Monday, August 15, 2022
Aug. 15, 2022

Linkedin Pinterest

McFeatters: America is losing its scientific edge


Once the most technologically advanced and scientifically active country in the world, the United States is losing its edge.

Let us count the ways.

The position of science adviser to the president remains empty. Thousands of science jobs are not filled. Donald Trump is not only uninterested in science, he is hostile to scientific policy as a factor in decisions.

The administration’s decision to raise tariffs on imported solar panels is the latest in a series of short-sighted actions with long-lasting ramifications.

Solar power is becoming economically viable. This has enabled utilities to buy solar power, has resulted in solar farms and is helping the country reach its goal of energy independence and nonpolluting energy.

Imported panels are cheaper than those made in America. But jobs are being created in more numbers through those cheaper panels than if all panels were U.S.-made. Ultimately, the impact of new tariffs on solar panels will be harmful.

By pulling the U.S. out of the Trans-Pacific Partnership, Trump has ceded trade growth and dominance in the vital Pacific Rim to China, ensuring that China is becoming the new superpower.

Trump pulled the U.S. out of the climate change accord; the country now stands alone in the world in denying the science of what could be the most devastating impact on Earth in civilized times.
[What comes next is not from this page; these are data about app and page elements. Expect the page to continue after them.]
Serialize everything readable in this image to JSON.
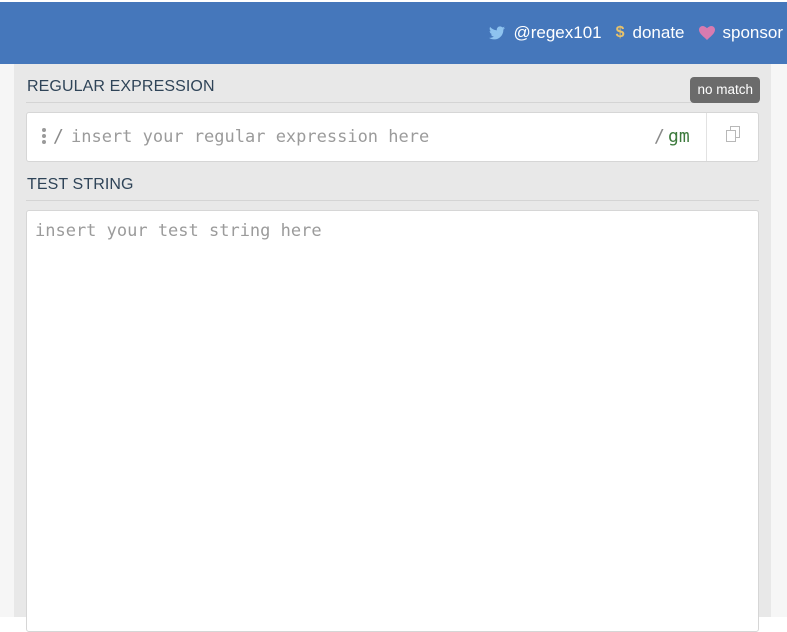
{
  "colors": {
    "brand": "#4577bb",
    "twitter": "#8ec3ef",
    "donate": "#e8c26a",
    "sponsor": "#d87bb0",
    "flags": "#3c7a3c"
  },
  "header": {
    "links": [
      {
        "icon": "twitter-icon",
        "label": "@regex101"
      },
      {
        "icon": "dollar-icon",
        "label": "donate"
      },
      {
        "icon": "heart-icon",
        "label": "sponsor"
      }
    ]
  },
  "regex": {
    "title": "REGULAR EXPRESSION",
    "status": "no match",
    "open_delimiter": "/",
    "close_delimiter": "/",
    "placeholder": "insert your regular expression here",
    "value": "",
    "flags": "gm"
  },
  "test": {
    "title": "TEST STRING",
    "placeholder": "insert your test string here",
    "value": ""
  }
}
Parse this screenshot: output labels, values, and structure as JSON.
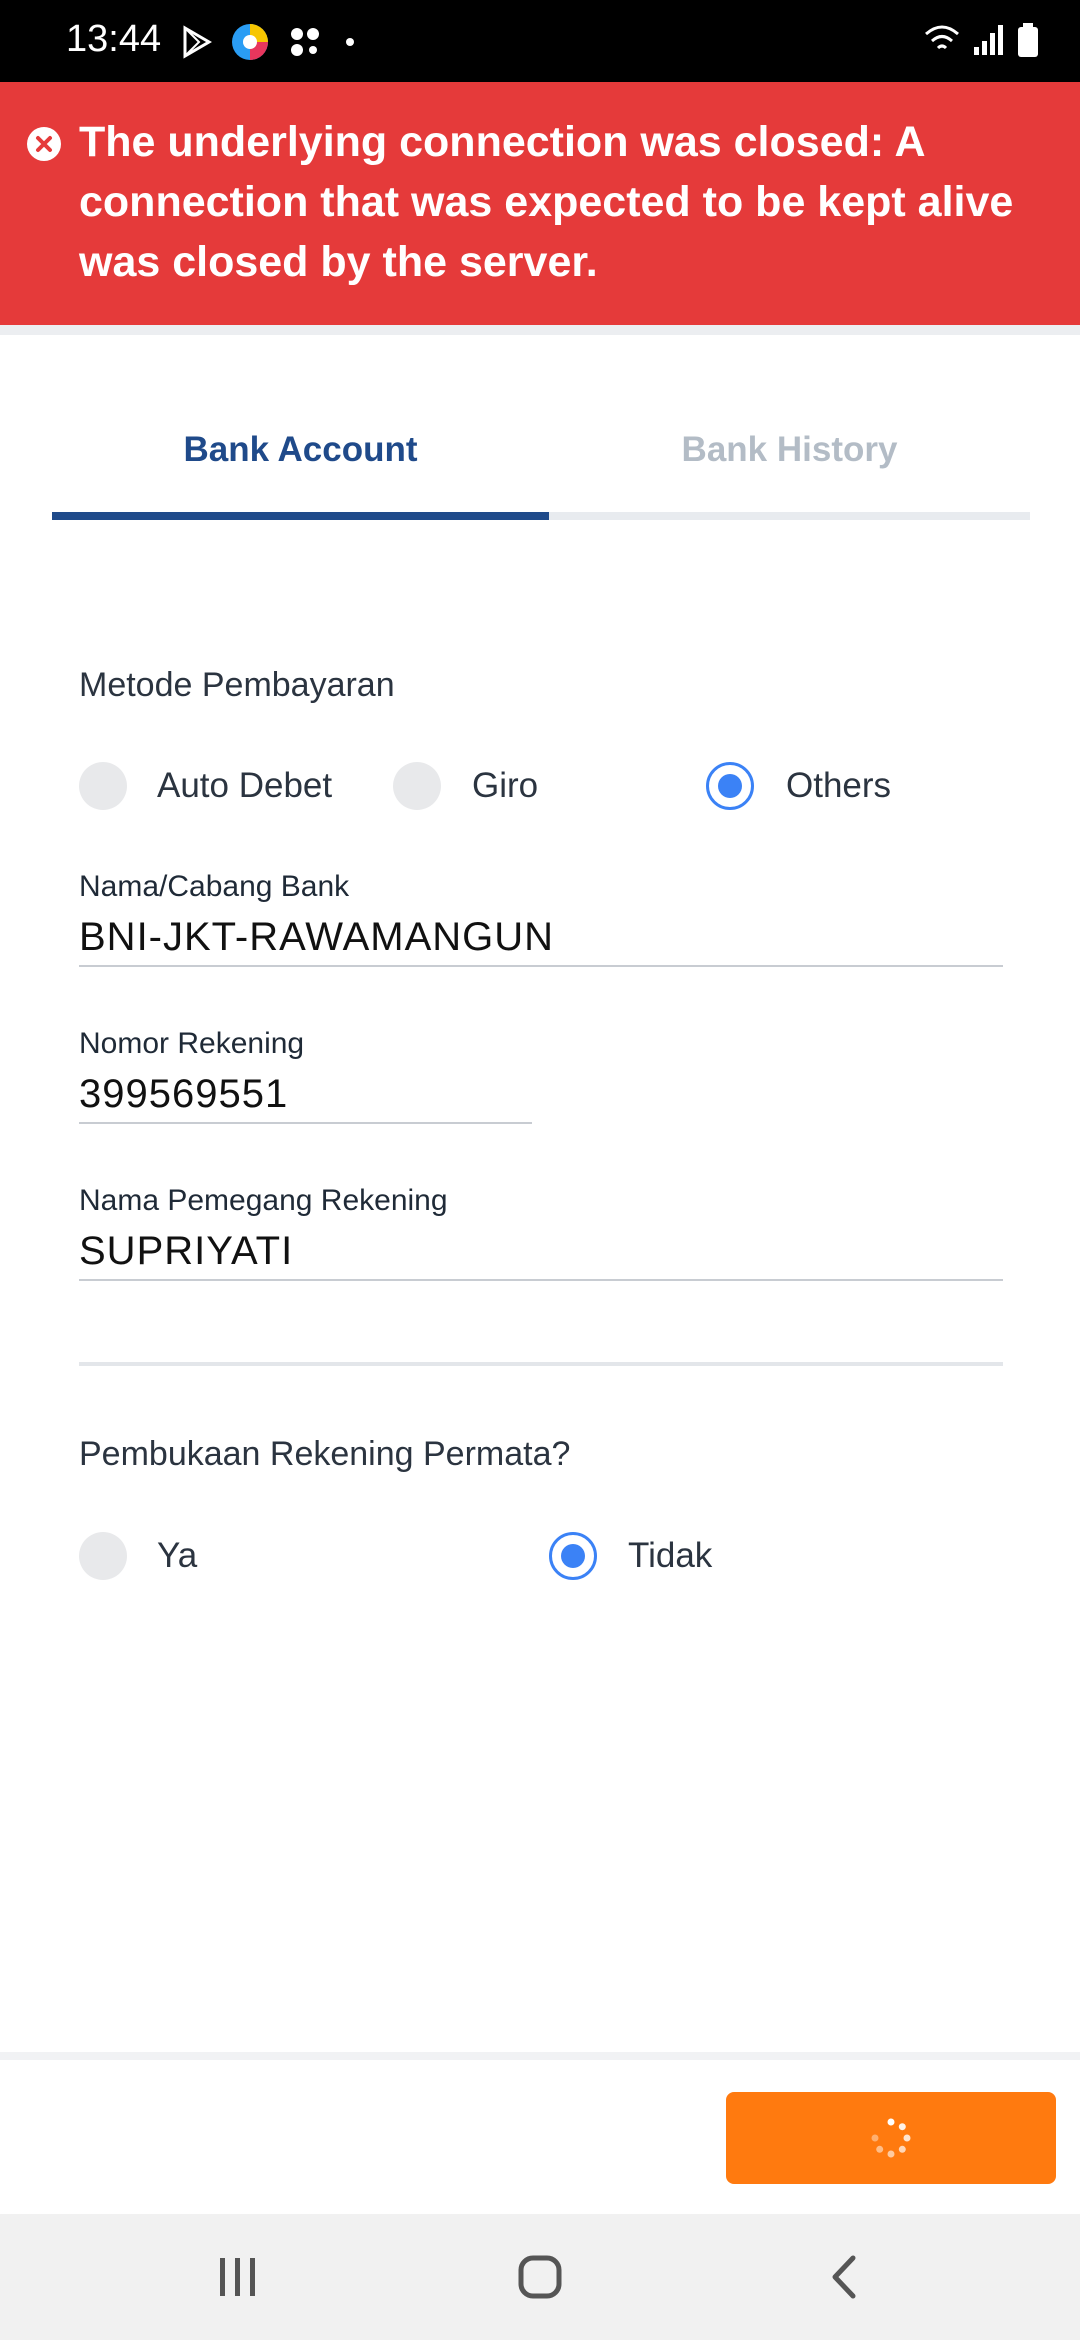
{
  "status_bar": {
    "time": "13:44",
    "left_icons": [
      "play-store-icon",
      "app-icon",
      "dots-grid-icon",
      "dot-icon"
    ],
    "right_icons": [
      "wifi-icon",
      "signal-icon",
      "battery-icon"
    ]
  },
  "error_banner": {
    "icon": "close-circle-icon",
    "message": "The underlying connection was closed: A connection that was expected to be kept alive was closed by the server.",
    "color": "#e53a3a"
  },
  "tabs": [
    {
      "label": "Bank Account",
      "active": true
    },
    {
      "label": "Bank History",
      "active": false
    }
  ],
  "payment_method": {
    "label": "Metode Pembayaran",
    "options": [
      "Auto Debet",
      "Giro",
      "Others"
    ],
    "selected": "Others"
  },
  "fields": {
    "bank_branch": {
      "label": "Nama/Cabang Bank",
      "value": "BNI-JKT-RAWAMANGUN"
    },
    "account_number": {
      "label": "Nomor Rekening",
      "value": "399569551"
    },
    "account_holder": {
      "label": "Nama Pemegang Rekening",
      "value": "SUPRIYATI"
    }
  },
  "permata": {
    "label": "Pembukaan Rekening Permata?",
    "options": [
      "Ya",
      "Tidak"
    ],
    "selected": "Tidak"
  },
  "submit_button": {
    "state": "loading",
    "color": "#ff7a0f"
  },
  "colors": {
    "accent": "#1f4a8a",
    "radio": "#3b82f6"
  },
  "nav_bar": [
    "recents-icon",
    "home-icon",
    "back-icon"
  ]
}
Extreme droughts, fires, mudslides, blizzards, heat waves, floods and all manner of environmental catastrophes will increase. But the world no longer looks to the U.S. to lead.

By telling Congress that he wants the 800,000 Dreamers — undocumented immigrants who have been in this country since they were children — out of the country unless he gets his $20 billion wall, Trump is denying us the benefit of a generation of people with desirable scientific and technological skills. By definition, Dreamers are achievers who have not committed any crime and are either studying or have jobs that contribute to society.

Instead of inviting the world’s best and brightest who study in American universities to stay and contribute to the growth of this country, they are being sent home, taking their knowledge and skills with them. The message has gone out: Lady Liberty is no longer welcoming immigrants.

When Trump released his first proposed budget, he slashed billions of dollars from science and research programs, including billions from the popular National Institutes of Health. Congress balked. But thousands of scientists say their research is no longer being funded.

Such things as Trump’s reduced spending on the national parks have led to a 4 percent drop in the number of foreign tourists coming to visit the United States, taking away 40,000 American jobs and costing the economy billions of dollars.

Despite the dangerous opioid crisis, the White House stopped a program to evaluate “evidence-based” treatments for substance abuse.

In the past year Trump has made clear his priorities and interests. Science and technology are not among them.

Ann McFeatters is an op-ed columnist for Tribune News Service. Email:

Support local journalism

Your tax-deductible donation to The Columbian’s Community Funded Journalism program will contribute to better local reporting on key issues, including homelessness, housing, transportation and the environment. Reporters will focus on narrative, investigative and data-driven storytelling.

Local journalism needs your help. It’s an essential part of a healthy community and a healthy democracy.

Community Funded Journalism logo